(DATA TO PROCESS begins)

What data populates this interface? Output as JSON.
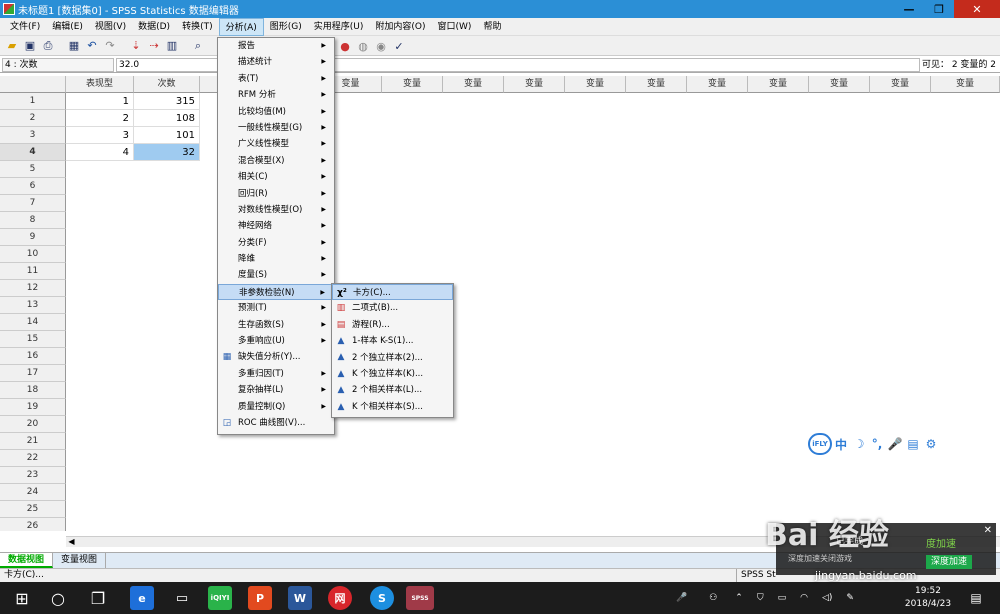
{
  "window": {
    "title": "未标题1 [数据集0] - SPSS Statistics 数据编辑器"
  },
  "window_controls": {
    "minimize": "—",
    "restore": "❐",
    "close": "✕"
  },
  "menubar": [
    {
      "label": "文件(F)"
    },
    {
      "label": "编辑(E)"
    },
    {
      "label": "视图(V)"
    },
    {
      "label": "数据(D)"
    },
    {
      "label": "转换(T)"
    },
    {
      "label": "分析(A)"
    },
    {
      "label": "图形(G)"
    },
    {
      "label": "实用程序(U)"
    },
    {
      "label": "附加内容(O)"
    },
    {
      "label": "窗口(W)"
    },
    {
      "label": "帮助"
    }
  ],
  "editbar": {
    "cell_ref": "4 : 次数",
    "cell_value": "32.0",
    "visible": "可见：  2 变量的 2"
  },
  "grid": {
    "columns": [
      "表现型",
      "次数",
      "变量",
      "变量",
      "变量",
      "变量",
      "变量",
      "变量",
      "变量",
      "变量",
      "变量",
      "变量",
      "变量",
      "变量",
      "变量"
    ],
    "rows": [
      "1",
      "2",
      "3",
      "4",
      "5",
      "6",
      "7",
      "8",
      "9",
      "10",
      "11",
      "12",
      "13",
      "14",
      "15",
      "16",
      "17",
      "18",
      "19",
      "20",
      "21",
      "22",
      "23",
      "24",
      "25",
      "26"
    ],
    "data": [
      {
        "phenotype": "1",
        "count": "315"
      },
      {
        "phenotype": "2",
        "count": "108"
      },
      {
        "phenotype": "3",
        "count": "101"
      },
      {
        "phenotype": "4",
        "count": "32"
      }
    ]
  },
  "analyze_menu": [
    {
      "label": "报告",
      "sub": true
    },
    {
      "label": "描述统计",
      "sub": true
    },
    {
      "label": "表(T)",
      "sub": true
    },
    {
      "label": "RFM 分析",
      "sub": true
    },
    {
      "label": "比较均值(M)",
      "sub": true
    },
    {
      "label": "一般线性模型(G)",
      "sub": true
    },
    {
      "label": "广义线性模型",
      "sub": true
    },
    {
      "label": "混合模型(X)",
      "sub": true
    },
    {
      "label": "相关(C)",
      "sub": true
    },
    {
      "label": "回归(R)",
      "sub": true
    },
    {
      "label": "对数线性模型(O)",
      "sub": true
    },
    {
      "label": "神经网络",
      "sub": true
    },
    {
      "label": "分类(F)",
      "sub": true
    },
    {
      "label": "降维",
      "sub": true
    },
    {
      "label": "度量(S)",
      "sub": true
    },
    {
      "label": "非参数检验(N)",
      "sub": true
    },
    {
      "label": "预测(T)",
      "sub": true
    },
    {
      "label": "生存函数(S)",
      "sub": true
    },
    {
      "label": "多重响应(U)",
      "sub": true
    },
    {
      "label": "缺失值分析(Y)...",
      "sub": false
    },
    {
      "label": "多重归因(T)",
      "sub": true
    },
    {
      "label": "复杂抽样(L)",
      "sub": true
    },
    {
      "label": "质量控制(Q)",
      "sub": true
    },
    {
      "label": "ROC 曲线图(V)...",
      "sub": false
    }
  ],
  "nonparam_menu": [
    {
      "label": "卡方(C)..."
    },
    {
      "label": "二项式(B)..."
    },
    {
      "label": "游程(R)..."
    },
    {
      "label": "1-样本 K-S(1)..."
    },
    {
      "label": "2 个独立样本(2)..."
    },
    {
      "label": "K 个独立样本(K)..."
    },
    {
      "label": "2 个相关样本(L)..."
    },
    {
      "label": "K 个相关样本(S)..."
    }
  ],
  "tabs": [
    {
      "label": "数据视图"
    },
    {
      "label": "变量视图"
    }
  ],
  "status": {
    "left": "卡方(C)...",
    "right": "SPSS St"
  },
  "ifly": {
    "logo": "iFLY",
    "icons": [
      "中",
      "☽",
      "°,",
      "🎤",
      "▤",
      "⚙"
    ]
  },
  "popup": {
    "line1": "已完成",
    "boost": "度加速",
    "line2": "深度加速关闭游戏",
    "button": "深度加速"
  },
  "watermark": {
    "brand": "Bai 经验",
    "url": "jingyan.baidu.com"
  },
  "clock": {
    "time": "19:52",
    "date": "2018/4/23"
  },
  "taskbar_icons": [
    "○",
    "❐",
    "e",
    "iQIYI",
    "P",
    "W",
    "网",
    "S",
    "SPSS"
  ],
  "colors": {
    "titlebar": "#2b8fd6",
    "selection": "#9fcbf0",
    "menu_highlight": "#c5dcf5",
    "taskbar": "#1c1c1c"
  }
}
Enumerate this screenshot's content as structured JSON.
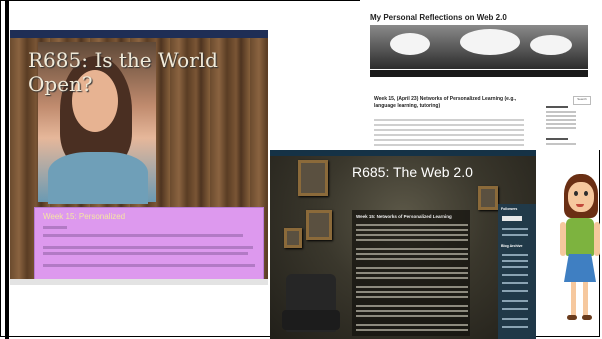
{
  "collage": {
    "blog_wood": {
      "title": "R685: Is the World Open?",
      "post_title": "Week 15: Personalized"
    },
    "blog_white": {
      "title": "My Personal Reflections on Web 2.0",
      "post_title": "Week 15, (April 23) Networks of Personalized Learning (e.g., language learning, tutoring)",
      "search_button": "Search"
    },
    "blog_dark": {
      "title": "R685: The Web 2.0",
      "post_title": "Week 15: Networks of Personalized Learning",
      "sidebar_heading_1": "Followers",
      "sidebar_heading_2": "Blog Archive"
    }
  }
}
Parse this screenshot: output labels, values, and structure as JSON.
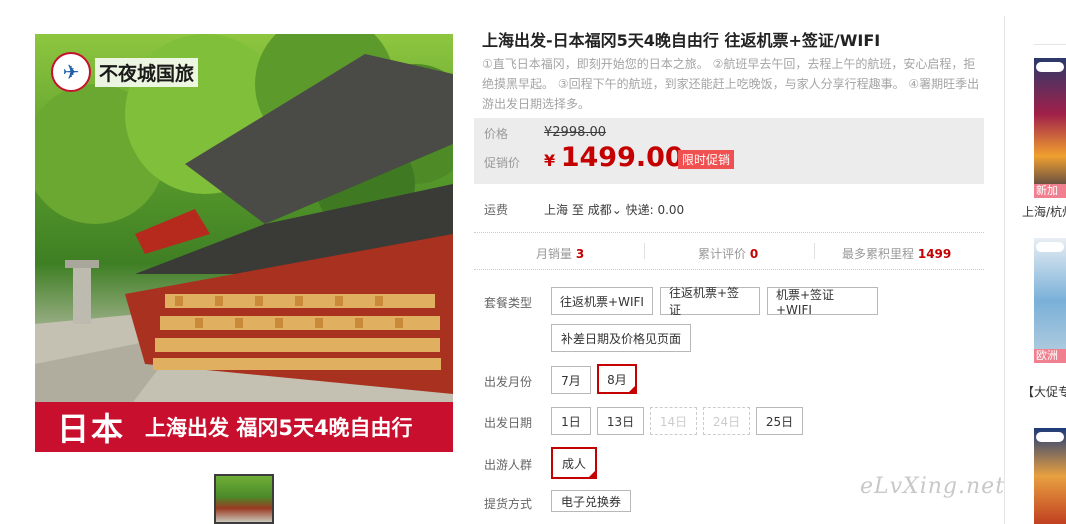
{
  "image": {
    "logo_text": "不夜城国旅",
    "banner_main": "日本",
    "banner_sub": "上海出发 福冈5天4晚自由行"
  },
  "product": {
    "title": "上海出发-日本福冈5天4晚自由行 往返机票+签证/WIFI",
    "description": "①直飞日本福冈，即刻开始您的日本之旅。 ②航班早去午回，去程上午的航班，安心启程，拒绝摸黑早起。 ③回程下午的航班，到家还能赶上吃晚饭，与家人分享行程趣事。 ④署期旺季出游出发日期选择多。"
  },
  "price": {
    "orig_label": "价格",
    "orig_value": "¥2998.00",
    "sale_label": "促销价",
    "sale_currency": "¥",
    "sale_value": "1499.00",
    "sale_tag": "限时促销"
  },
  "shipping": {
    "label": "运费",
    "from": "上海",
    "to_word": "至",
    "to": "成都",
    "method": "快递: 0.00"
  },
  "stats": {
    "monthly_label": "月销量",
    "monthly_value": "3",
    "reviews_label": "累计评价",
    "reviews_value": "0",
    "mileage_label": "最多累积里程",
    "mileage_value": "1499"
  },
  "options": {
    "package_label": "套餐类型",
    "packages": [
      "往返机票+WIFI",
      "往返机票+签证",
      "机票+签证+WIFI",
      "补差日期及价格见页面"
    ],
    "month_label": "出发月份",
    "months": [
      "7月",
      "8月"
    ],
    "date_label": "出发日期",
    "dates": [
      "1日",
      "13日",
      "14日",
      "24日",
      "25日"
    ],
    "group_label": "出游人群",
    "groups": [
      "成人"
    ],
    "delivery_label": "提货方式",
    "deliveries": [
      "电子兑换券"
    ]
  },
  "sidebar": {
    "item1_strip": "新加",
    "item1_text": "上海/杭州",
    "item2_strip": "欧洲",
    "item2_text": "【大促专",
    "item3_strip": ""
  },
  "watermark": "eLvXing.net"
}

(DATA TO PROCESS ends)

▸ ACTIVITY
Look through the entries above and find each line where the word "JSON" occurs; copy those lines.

▸ RESPONSE
What data populates this interface? Output as JSON.
Enumerate this screenshot's content as structured JSON.
Parse this screenshot: output labels, values, and structure as JSON.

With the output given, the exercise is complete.